#### ASSIGNMENT
Read through the listing, and wherever a line holds the word "JSON", return it.

#### THE RECORDS
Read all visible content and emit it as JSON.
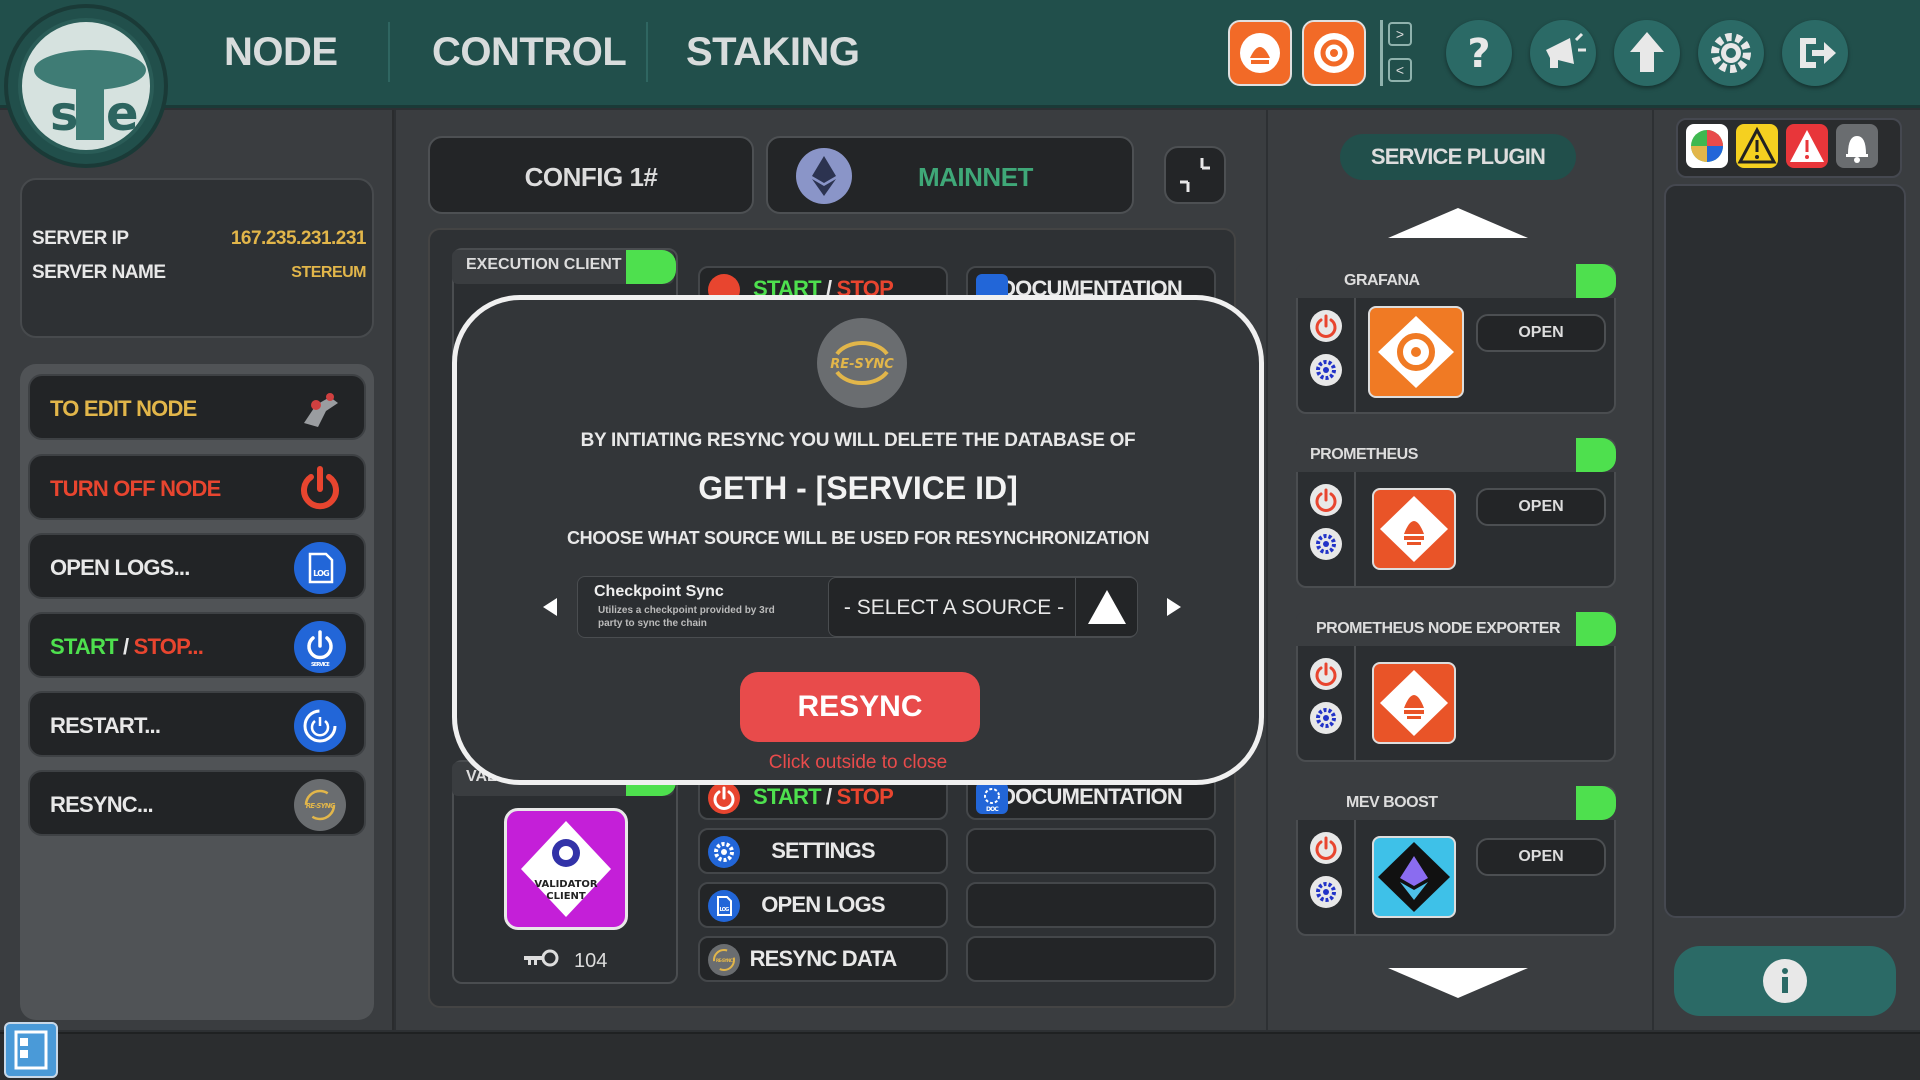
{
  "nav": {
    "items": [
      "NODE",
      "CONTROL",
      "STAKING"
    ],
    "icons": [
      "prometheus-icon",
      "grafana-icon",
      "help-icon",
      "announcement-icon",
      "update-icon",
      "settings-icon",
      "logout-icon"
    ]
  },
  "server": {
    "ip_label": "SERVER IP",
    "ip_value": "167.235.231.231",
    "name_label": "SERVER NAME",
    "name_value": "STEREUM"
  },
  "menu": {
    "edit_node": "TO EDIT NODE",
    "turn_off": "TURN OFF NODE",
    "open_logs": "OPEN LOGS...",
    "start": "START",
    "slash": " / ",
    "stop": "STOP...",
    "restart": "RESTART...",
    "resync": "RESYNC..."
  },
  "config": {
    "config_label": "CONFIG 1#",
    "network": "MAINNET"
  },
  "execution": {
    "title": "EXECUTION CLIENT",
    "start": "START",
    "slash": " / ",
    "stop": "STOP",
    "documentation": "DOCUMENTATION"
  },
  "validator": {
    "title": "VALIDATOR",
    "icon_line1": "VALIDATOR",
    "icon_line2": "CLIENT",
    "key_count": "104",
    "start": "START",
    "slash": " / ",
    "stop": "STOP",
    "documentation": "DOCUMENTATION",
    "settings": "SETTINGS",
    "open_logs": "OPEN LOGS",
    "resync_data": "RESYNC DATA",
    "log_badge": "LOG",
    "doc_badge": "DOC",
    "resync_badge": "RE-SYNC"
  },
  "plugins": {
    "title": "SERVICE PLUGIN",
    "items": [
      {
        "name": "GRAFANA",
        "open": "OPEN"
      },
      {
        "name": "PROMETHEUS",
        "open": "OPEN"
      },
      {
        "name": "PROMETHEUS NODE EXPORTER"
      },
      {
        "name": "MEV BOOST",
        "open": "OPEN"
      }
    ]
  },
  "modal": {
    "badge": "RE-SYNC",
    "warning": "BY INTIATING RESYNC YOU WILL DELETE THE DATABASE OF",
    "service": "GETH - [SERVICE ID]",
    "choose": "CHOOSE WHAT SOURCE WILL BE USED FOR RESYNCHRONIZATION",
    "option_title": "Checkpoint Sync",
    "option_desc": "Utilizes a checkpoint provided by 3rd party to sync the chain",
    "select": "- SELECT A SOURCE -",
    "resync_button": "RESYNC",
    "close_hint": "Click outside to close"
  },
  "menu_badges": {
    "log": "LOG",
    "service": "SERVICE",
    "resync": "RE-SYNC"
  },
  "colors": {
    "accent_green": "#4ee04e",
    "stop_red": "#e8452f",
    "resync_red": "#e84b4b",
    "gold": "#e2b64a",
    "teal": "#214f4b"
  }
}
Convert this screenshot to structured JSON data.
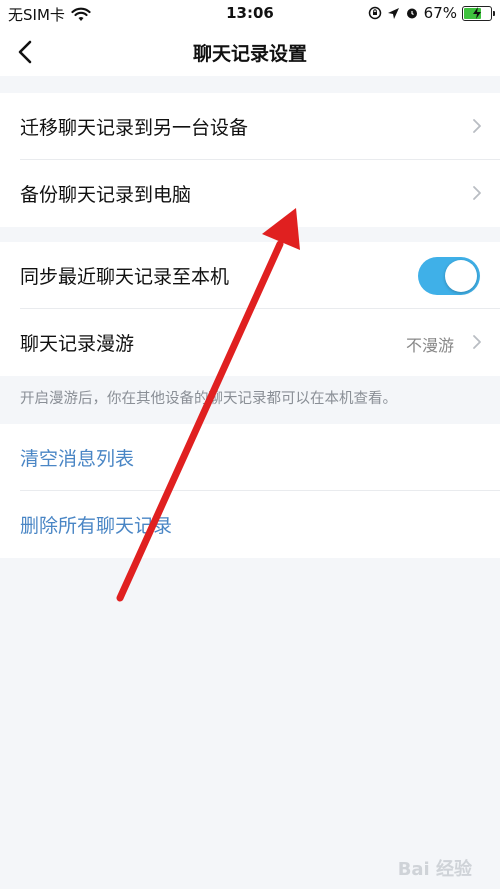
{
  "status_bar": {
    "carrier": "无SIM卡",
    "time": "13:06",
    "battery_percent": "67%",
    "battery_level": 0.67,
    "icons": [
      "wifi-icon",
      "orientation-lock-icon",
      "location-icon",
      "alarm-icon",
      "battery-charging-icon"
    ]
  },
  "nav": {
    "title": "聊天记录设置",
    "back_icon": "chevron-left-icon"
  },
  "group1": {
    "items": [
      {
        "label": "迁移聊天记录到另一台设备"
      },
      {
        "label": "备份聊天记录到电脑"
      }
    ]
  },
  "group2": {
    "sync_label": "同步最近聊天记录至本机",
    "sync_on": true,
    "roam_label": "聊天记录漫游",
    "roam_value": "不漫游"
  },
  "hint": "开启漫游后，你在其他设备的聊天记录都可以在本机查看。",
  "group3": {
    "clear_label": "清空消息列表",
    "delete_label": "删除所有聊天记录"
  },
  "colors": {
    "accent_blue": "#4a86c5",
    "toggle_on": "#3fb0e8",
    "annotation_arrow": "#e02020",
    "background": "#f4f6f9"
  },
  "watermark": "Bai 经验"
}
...
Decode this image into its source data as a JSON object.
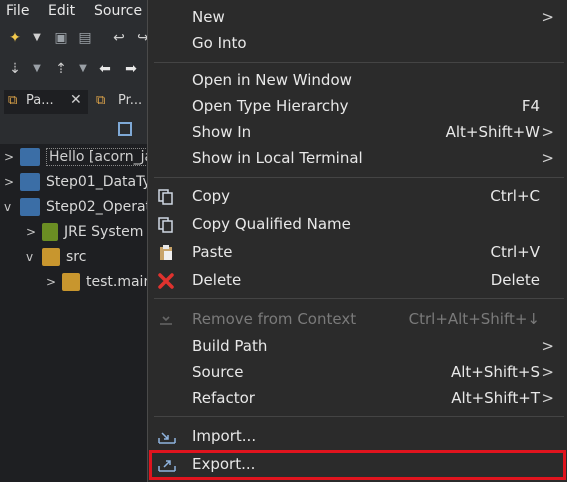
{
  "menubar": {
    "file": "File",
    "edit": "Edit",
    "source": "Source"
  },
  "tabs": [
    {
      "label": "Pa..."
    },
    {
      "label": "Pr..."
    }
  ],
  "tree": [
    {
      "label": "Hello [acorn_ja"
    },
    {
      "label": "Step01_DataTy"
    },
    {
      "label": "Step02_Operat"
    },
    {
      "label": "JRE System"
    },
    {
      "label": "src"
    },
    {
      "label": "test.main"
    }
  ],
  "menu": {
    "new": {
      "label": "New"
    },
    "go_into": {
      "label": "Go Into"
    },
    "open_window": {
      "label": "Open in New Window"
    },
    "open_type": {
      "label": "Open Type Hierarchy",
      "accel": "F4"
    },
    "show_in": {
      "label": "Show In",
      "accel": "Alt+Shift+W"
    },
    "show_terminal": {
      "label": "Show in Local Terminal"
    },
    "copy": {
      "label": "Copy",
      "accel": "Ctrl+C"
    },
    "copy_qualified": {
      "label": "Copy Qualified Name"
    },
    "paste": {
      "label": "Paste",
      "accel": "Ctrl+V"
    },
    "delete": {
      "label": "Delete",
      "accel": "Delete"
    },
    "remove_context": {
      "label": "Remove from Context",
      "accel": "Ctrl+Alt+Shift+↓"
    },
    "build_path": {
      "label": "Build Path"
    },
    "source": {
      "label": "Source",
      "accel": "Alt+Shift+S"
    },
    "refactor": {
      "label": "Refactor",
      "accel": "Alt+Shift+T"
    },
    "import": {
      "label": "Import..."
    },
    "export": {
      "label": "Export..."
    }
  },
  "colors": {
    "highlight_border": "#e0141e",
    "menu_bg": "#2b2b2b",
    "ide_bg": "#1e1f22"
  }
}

#### PROBLEM SOLUTION
Read all visible content and emit it as JSON.
Convert this screenshot to structured JSON data.
Decode this image into its source data as a JSON object.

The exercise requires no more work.